Instructions to follow. Copy the records word for word. Pictures do not go in.

Available data.
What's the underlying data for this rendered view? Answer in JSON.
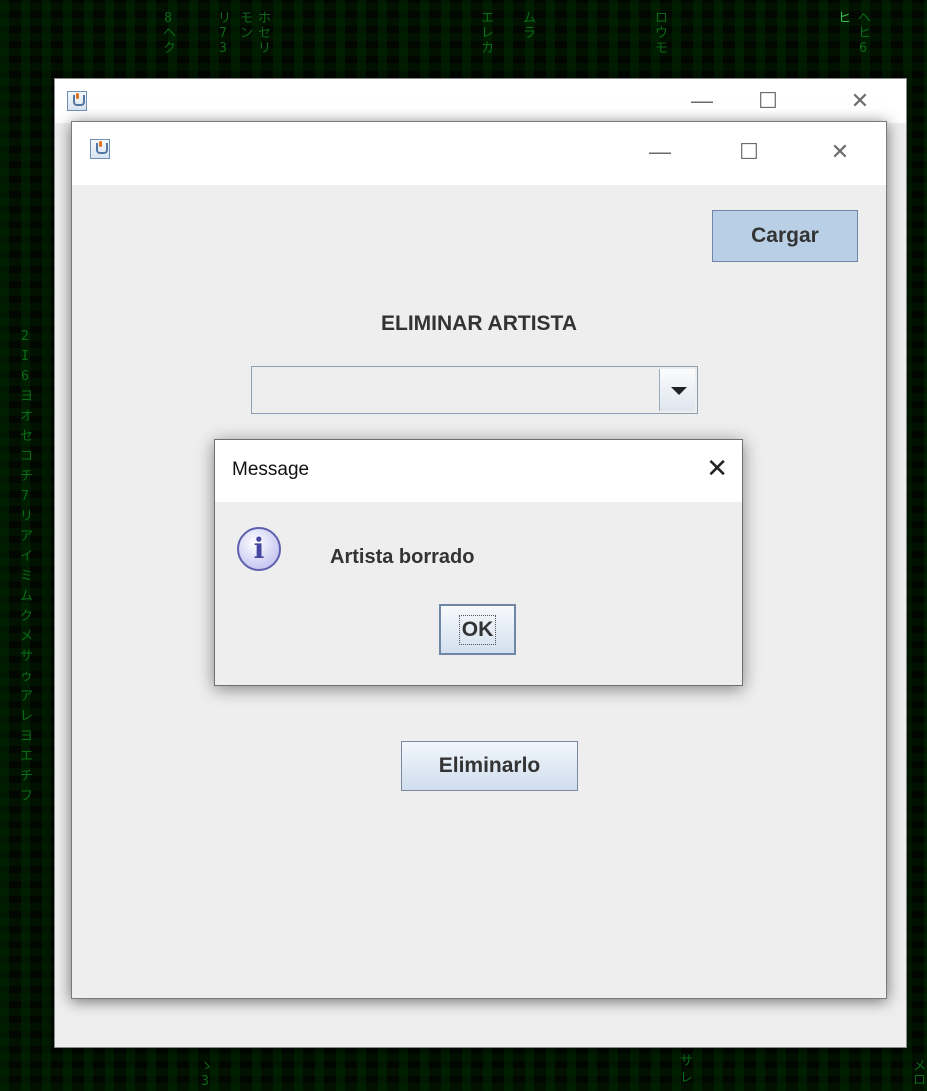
{
  "back_window": {
    "title": "",
    "icon": "java-icon",
    "controls": {
      "minimize": "—",
      "maximize": "☐",
      "close": "✕"
    }
  },
  "main_window": {
    "title": "",
    "icon": "java-icon",
    "controls": {
      "minimize": "—",
      "maximize": "☐",
      "close": "✕"
    },
    "load_button": "Cargar",
    "heading": "ELIMINAR ARTISTA",
    "artist_combo": {
      "selected": "",
      "arrow_icon": "chevron-down-icon"
    },
    "delete_button": "Eliminarlo"
  },
  "dialog": {
    "title": "Message",
    "close": "✕",
    "icon": "info-icon",
    "icon_glyph": "i",
    "message": "Artista borrado",
    "ok_button": "OK"
  },
  "colors": {
    "desktop": "#020702",
    "matrix_green": "#0c7a1a",
    "window_bg": "#eeeeee",
    "button_accent": "#b8cfe5"
  }
}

Task answer.
What's the underlying data for this rendered view? Answer in JSON.
{
  "back_window": {
    "title": "",
    "icon": "java-icon",
    "controls": {
      "minimize": "—",
      "maximize": "☐",
      "close": "✕"
    }
  },
  "main_window": {
    "title": "",
    "icon": "java-icon",
    "controls": {
      "minimize": "—",
      "maximize": "☐",
      "close": "✕"
    },
    "load_button": "Cargar",
    "heading": "ELIMINAR ARTISTA",
    "artist_combo": {
      "selected": "",
      "arrow_icon": "chevron-down-icon"
    },
    "delete_button": "Eliminarlo"
  },
  "dialog": {
    "title": "Message",
    "close": "✕",
    "icon": "info-icon",
    "icon_glyph": "i",
    "message": "Artista borrado",
    "ok_button": "OK"
  },
  "colors": {
    "desktop": "#020702",
    "matrix_green": "#0c7a1a",
    "window_bg": "#eeeeee",
    "button_accent": "#b8cfe5"
  }
}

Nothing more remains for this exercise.